Fatty liver disease is a common condition caused by the storage of extra fat in the liver. Most people have no symptoms, and it doesn’t cause serious problems for them. In some cases, though, it can lead to liver damage. The good news is you can often prevent or even reverse fatty liver disease with lifestyle changes.
There are two main forms of fatty liver disease:
Alcohol-induced fatty liver disease
Alcohol-induced fatty liver disease is caused by heavy drinking. (Moderate drinking is defined as one drink a day for women and up to two drinks per day for men.) About 5% of people in the U.S. have this form of liver disease.
Nonalcoholic fatty liver disease
Nonalcoholic fatty liver disease (NAFLD) occurs in people who aren’t heavy drinkers. The condition affects one in three adults and one in 10 children in the United States. Researchers haven’t found the exact cause of nonalcoholic fatty liver disease. Several factors, such as obesity and diabetes, can increase your risk.
Some people get fatty liver disease without having any pre-existing conditions. But these risk factors make you more likely to develop it:
Having Type 2 diabetes or insulin resistance.
Having metabolic syndrome (insulin resistance, high blood pressure, high cholesterol and high triglyceride levels).
Taking certain prescription medications, such as amiodarone (Cordarone), diltiazem (Cardizem), tamoxifen (Nolvadex) or steroids.
Abdominal pain or a feeling of fullness in the upper right side of the abdomen (belly).
Nausea, loss of appetite or weight loss.
Yellowish skin and whites of the eyes (jaundice).
Swollen abdomen and legs (edema).
Extreme tiredness or mental confusion.
Because fatty liver disease often has no symptoms, your doctor may be the first one to spot it. Higher levels of liver enzymes (elevated liver enzymes) that turn up on a blood test for other conditions may raise a red flag. Elevated liver enzymes are a sign your liver is injured. To make a diagnosis, your doctor may order:
Ultrasound or computed tomography (CT scan) to get a picture of the liver.
Liver biopsy (tissue sample) to determine how far advanced liver disease has progressed.
FibroScan, a specialized ultrasound sometimes used instead of a liver biopsy to find out the amount of fat and scar tissue in the liver.
Stay at a healthy weight. If you have overweight/obesity, lose weight gradually.
Limit your alcohol consumption.
Take medications as prescribed.
There’s no medication specifically for fatty liver disease. Instead, doctors focus on helping you control factors that contribute to the condition. They also recommend making lifestyle changes that can significantly improve your health. Treatment includes:

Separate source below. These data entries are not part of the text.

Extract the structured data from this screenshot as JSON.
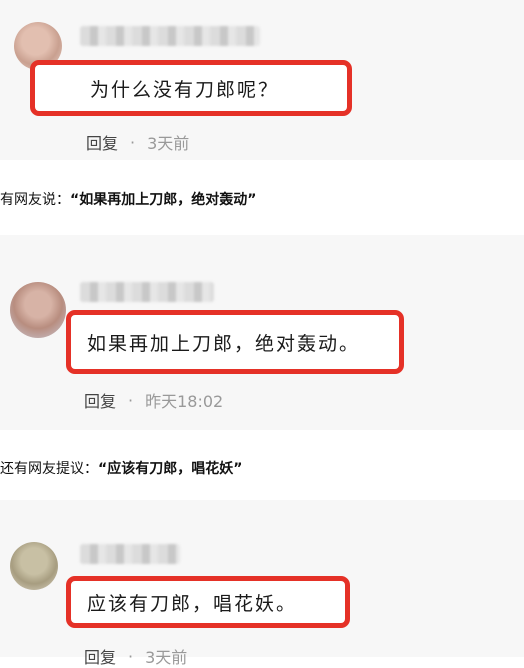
{
  "comments": [
    {
      "text": "为什么没有刀郎呢？",
      "reply_label": "回复",
      "separator": "·",
      "time": "3天前"
    },
    {
      "text": "如果再加上刀郎，绝对轰动。",
      "reply_label": "回复",
      "separator": "·",
      "time": "昨天18:02"
    },
    {
      "text": "应该有刀郎，唱花妖。",
      "reply_label": "回复",
      "separator": "·",
      "time": "3天前"
    }
  ],
  "captions": [
    {
      "prefix": "有网友说：",
      "quote": "“如果再加上刀郎，绝对轰动”"
    },
    {
      "prefix": "还有网友提议：",
      "quote": "“应该有刀郎，唱花妖”"
    }
  ],
  "colors": {
    "highlight": "#e53127",
    "panel": "#f7f7f7",
    "meta": "#999999"
  }
}
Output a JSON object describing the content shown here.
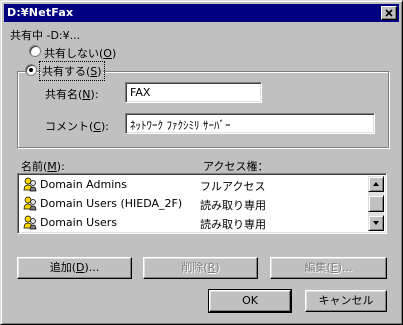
{
  "window": {
    "title": "D:¥NetFax"
  },
  "share": {
    "status_label": "共有中 -D:¥...",
    "not_shared_label": "共有しない(",
    "not_shared_key": "O",
    "shared_label": "共有する(",
    "shared_key": "S",
    "selected": "shared",
    "share_name_label": "共有名(",
    "share_name_key": "N",
    "share_name_value": "FAX",
    "comment_label": "コメント(",
    "comment_key": "C",
    "comment_value": "ﾈｯﾄﾜｰｸ ﾌｧｸｼﾐﾘ ｻｰﾊﾞｰ"
  },
  "permissions": {
    "name_header": "名前(",
    "name_header_key": "M",
    "name_header_suffix": "):",
    "access_header": "アクセス権：",
    "rows": [
      {
        "name": "Domain Admins",
        "access": "フルアクセス"
      },
      {
        "name": "Domain Users (HIEDA_2F)",
        "access": "読み取り専用"
      },
      {
        "name": "Domain Users",
        "access": "読み取り専用"
      }
    ]
  },
  "buttons": {
    "add": "追加(",
    "add_key": "D",
    "add_suffix": ")...",
    "remove": "削除(",
    "remove_key": "R",
    "remove_suffix": ")",
    "edit": "編集(",
    "edit_key": "E",
    "edit_suffix": ")...",
    "ok": "OK",
    "cancel": "キャンセル"
  },
  "icons": [
    "close-icon",
    "user-group-icon",
    "scroll-up-arrow-icon",
    "scroll-down-arrow-icon"
  ]
}
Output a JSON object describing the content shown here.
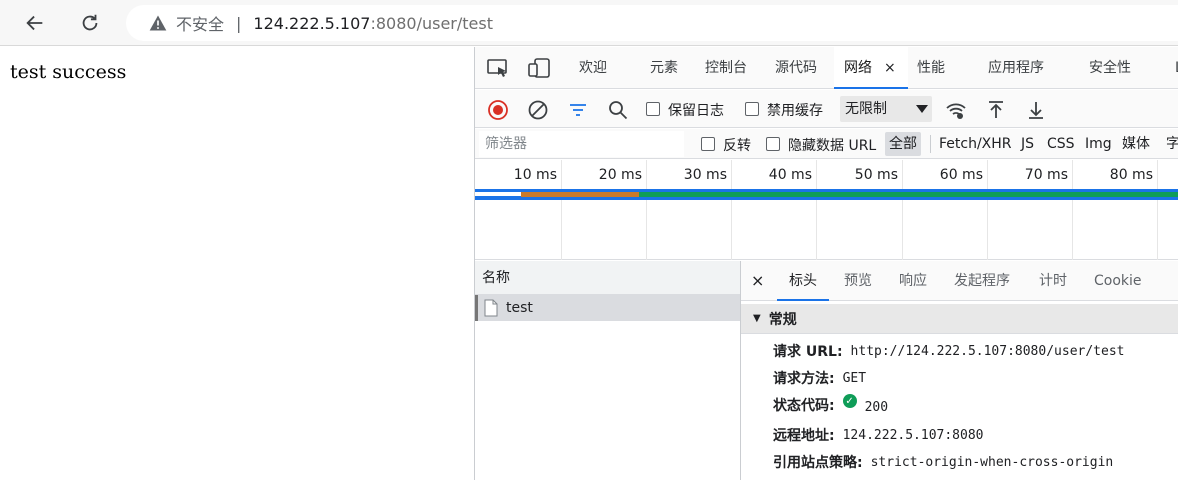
{
  "browser": {
    "address": {
      "insecure_label": "不安全",
      "separator": "|",
      "host": "124.222.5.107",
      "rest": ":8080/user/test"
    }
  },
  "page": {
    "body_text": "test success"
  },
  "devtools": {
    "tabs": [
      "欢迎",
      "元素",
      "控制台",
      "源代码",
      "网络",
      "性能",
      "应用程序",
      "安全性",
      "L"
    ],
    "active_tab_close": "×",
    "network_toolbar": {
      "preserve_log": "保留日志",
      "disable_cache": "禁用缓存",
      "throttle": "无限制"
    },
    "filter_bar": {
      "placeholder": "筛选器",
      "invert": "反转",
      "hide_data_urls": "隐藏数据 URL",
      "types": [
        "全部",
        "Fetch/XHR",
        "JS",
        "CSS",
        "Img",
        "媒体",
        "字"
      ]
    },
    "timeline": {
      "ticks": [
        "10 ms",
        "20 ms",
        "30 ms",
        "40 ms",
        "50 ms",
        "60 ms",
        "70 ms",
        "80 ms"
      ]
    },
    "names_panel": {
      "header": "名称",
      "rows": [
        "test"
      ]
    },
    "detail": {
      "close": "×",
      "tabs": [
        "标头",
        "预览",
        "响应",
        "发起程序",
        "计时",
        "Cookie"
      ],
      "section_title": "常规",
      "general": [
        {
          "key": "请求 URL:",
          "value": "http://124.222.5.107:8080/user/test"
        },
        {
          "key": "请求方法:",
          "value": "GET"
        },
        {
          "key": "状态代码:",
          "value": "200"
        },
        {
          "key": "远程地址:",
          "value": "124.222.5.107:8080"
        },
        {
          "key": "引用站点策略:",
          "value": "strict-origin-when-cross-origin"
        }
      ]
    }
  },
  "colors": {
    "accent": "#1a73e8",
    "record_red": "#d93025",
    "status_green": "#0f9d58",
    "waterfall_orange": "#c97a2b"
  }
}
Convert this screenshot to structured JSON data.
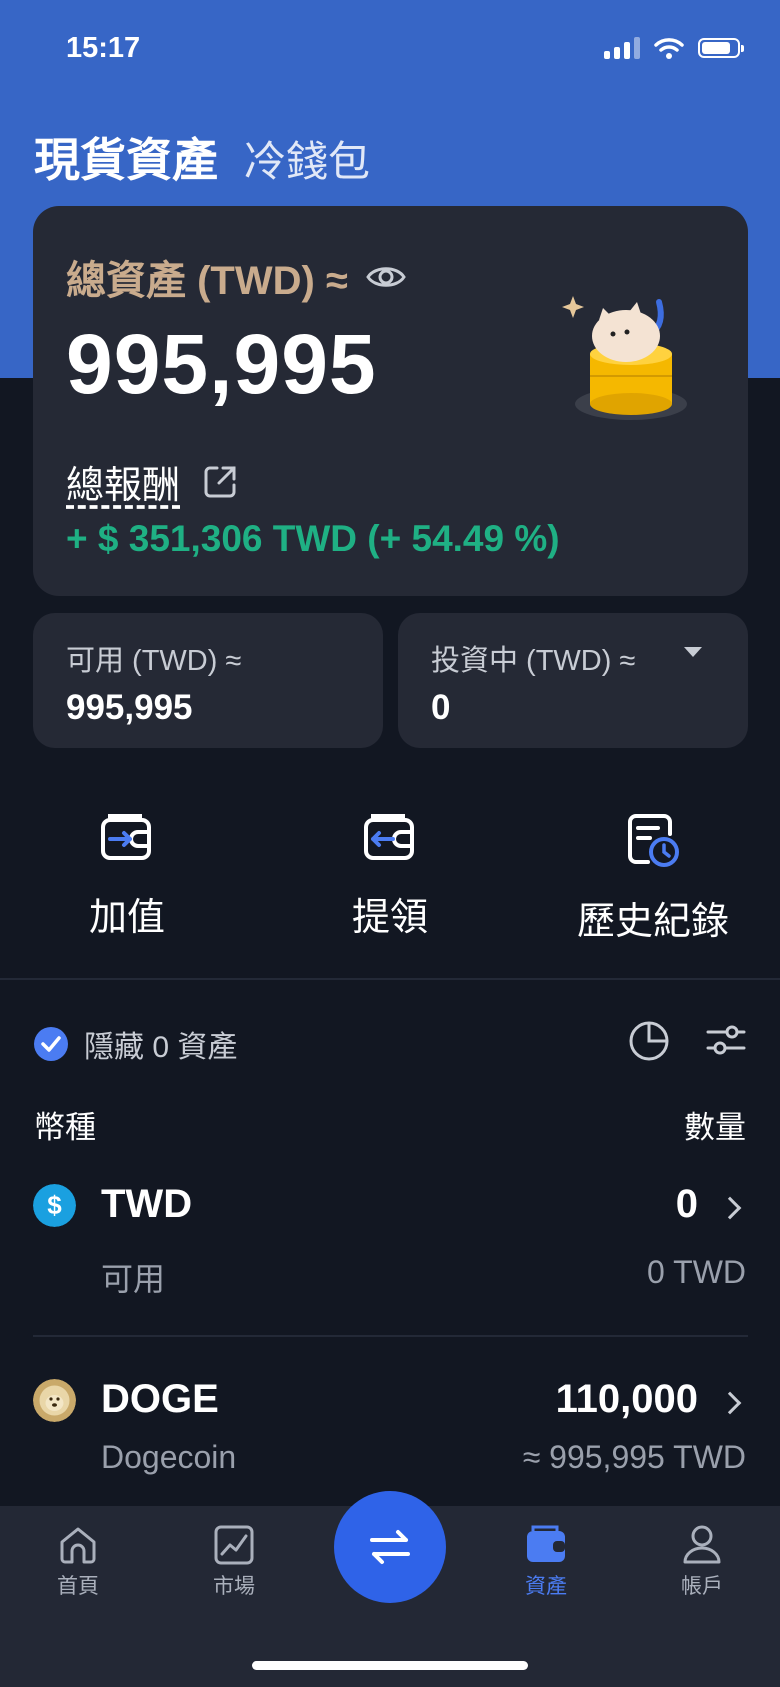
{
  "status_bar": {
    "time": "15:17"
  },
  "header": {
    "title": "現貨資產",
    "subtitle": "冷錢包"
  },
  "summary": {
    "total_label": "總資產 (TWD) ≈",
    "total_value": "995,995",
    "reward_label": "總報酬",
    "reward_value": "+ $ 351,306 TWD (+ 54.49 %)"
  },
  "available": {
    "label": "可用 (TWD) ≈",
    "value": "995,995"
  },
  "investing": {
    "label": "投資中 (TWD) ≈",
    "value": "0"
  },
  "actions": [
    {
      "label": "加值",
      "icon": "wallet-deposit-icon"
    },
    {
      "label": "提領",
      "icon": "wallet-withdraw-icon"
    },
    {
      "label": "歷史紀錄",
      "icon": "history-doc-icon"
    }
  ],
  "filter": {
    "hide_label": "隱藏 0 資產"
  },
  "columns": {
    "currency": "幣種",
    "amount": "數量"
  },
  "assets": [
    {
      "symbol": "TWD",
      "amount": "0",
      "name": "可用",
      "value": "0 TWD",
      "icon": "dollar-coin-icon",
      "icon_color": "#1aa0e0"
    },
    {
      "symbol": "DOGE",
      "amount": "110,000",
      "name": "Dogecoin",
      "value": "≈ 995,995 TWD",
      "icon": "doge-coin-icon",
      "icon_color": "#c9a96a"
    }
  ],
  "nav": [
    {
      "label": "首頁",
      "icon": "home-icon"
    },
    {
      "label": "市場",
      "icon": "market-chart-icon"
    },
    {
      "label": "資產",
      "icon": "wallet-icon",
      "active": true
    },
    {
      "label": "帳戶",
      "icon": "user-icon"
    }
  ],
  "colors": {
    "brand_blue": "#3766c6",
    "background": "#121722",
    "card": "#252935",
    "gold_label": "#c9ab8d",
    "positive": "#1fb084",
    "accent": "#4b7cf2"
  }
}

Taking medications to control diabetes, cholesterol and triglycerides (fat in the blood).
Taking vitamin E and thiazolidinediones (drugs used to treat diabetes such as Actos and Avandia) in specific instances.